▸ Exercise brief
Check each line of the entries for "handle" and report the ones that have it.

[Data records for software interfaces]
====================

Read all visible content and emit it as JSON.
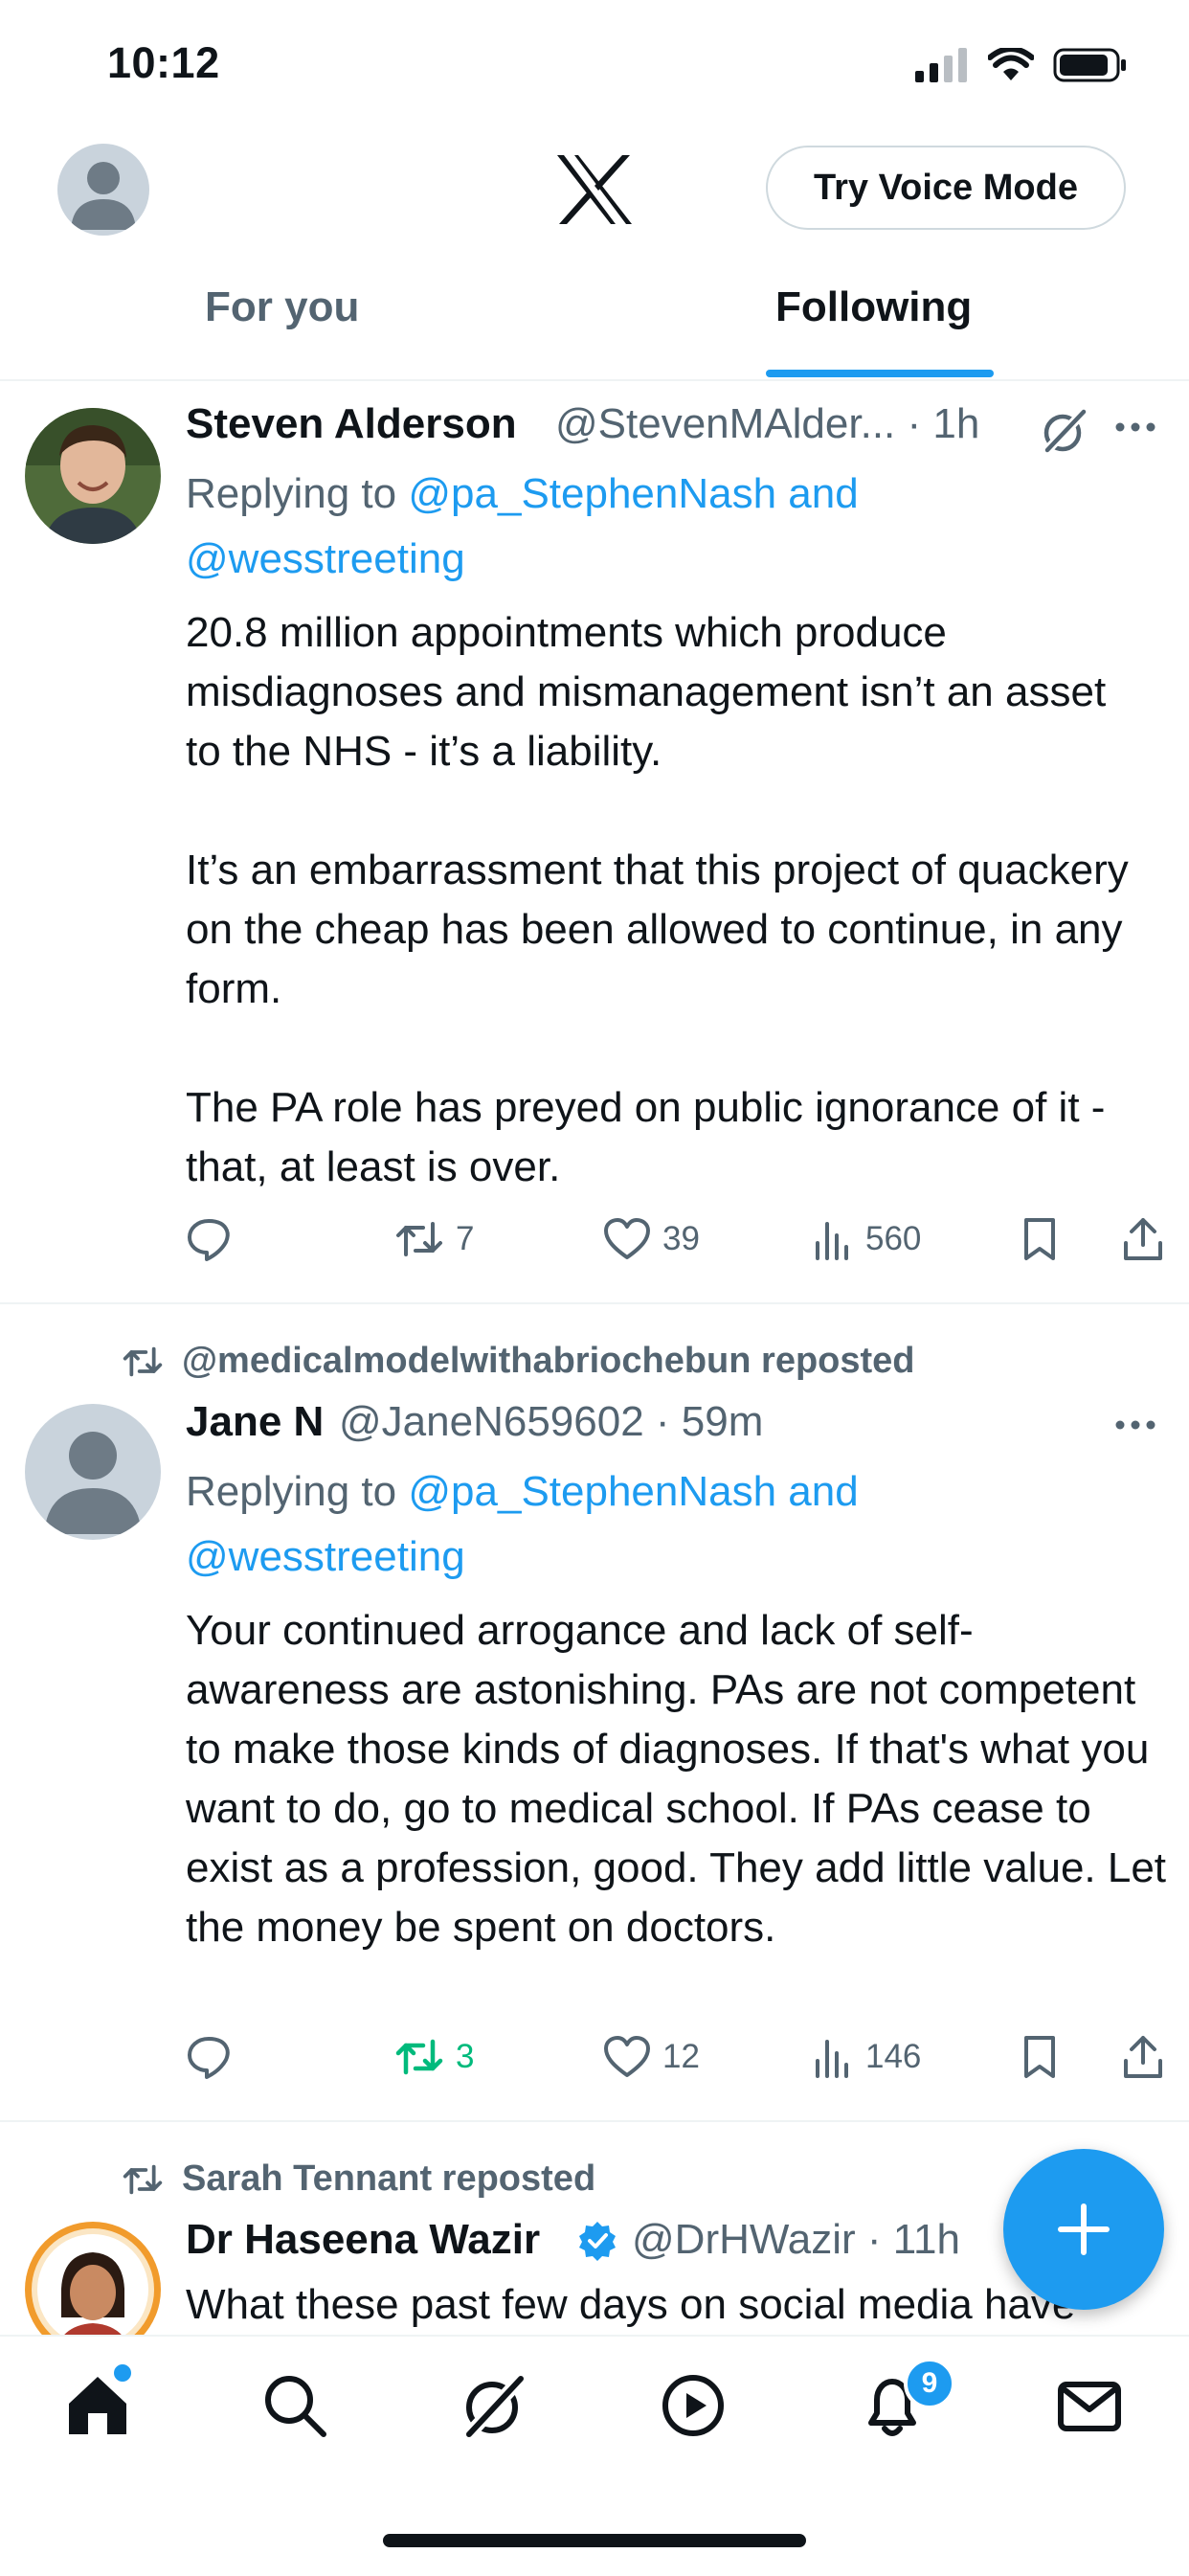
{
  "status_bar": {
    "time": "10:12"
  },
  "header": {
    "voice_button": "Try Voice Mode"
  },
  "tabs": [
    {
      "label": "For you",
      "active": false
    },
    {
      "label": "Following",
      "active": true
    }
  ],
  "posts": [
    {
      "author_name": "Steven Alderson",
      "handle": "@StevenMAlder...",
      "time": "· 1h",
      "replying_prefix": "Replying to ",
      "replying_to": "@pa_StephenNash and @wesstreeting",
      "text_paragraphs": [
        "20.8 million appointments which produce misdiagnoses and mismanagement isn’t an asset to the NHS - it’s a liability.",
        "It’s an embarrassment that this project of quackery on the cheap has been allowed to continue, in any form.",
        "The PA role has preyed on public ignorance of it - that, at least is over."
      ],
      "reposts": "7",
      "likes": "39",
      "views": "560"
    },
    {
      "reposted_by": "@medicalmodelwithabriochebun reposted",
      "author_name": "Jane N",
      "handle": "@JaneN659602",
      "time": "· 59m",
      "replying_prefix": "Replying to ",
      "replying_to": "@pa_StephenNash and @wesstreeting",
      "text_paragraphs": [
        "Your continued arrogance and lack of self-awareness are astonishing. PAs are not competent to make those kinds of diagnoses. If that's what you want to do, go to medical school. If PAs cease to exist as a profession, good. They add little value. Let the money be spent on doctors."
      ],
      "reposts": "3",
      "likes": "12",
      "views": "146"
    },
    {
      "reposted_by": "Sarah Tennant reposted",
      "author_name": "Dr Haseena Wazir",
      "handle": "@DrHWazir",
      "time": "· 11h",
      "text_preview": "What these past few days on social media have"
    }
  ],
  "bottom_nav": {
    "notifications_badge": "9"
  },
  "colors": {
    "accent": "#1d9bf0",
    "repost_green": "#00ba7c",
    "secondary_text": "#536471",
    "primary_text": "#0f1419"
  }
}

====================

▸ Result below
      "handle": "@StevenMAlder...",
      "handle": "@JaneN659602",
      "handle": "@DrHWazir",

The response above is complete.